This idea of distrust in Europe was spread numerous times and was fed by fake and misleading propaganda such as: 

An anti-immigration billboard that was very controversial. It shows a queue of refugees hoping to reach Europe and claims “Breaking point: the EU has failed us all”, appealing to vote “Leave”. This poster was similar to fascist propaganda and promotes racial hatred, fear and urgency to vote. 


The adverts “Turkey(population 76 million) is joining the EU” and “Britain’s new border is with Syria and Iraq” were spread during the “Leave” campaign. The goal was to have stricter immigration legislation. However, this claim was false, as, at that time, negotiations between Turkey and the EU were in the first stage of a very slow process that is ongoing for more than 30 years and depends on the agreement of all EU members. 

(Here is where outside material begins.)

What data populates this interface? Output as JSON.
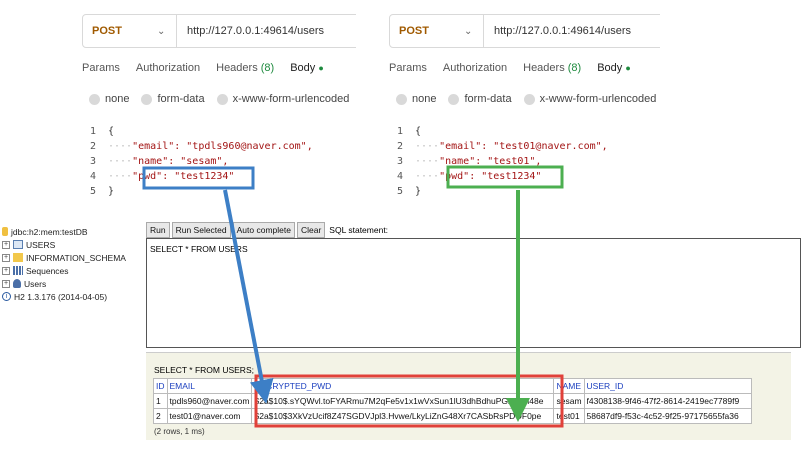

Vote Leave Facebook ad

Another controversial and popular statement: “We send the EU £350m a week. Let’s fund our National Health Service instead”. This was considered a “clear misuse of official statistics” by The UK Statistics Authority, as it did not take in consideration the amount of money that the UK receives from the EU. The actual number would be £250 million a week. 

Other “Leave” ads stated that the EU wanted to ban tea kettles, regulate apps like Uber and restrict on-demand platforms such as Netflix.  Also, it was said that photos in the London Eye would be banned by the EU.  The environment and animal rights are also victims of these misleading campaign, as some suggested that the EU prevents people from protecting and speaking about polar bears.

To conclude, all these claims needed to be clarified as they are misleading and some even completely false and contributed to voters’ misinformation and ignorance. In fact, an indication of this is that one day after the referendum the most searched question in the UK on Google was “What does it mean to leave the EU” and right after that was “What is the EU?”. So, it is clear that misinformation is influencing political decisions and we need to tackle it. 


Media Lies And Brexit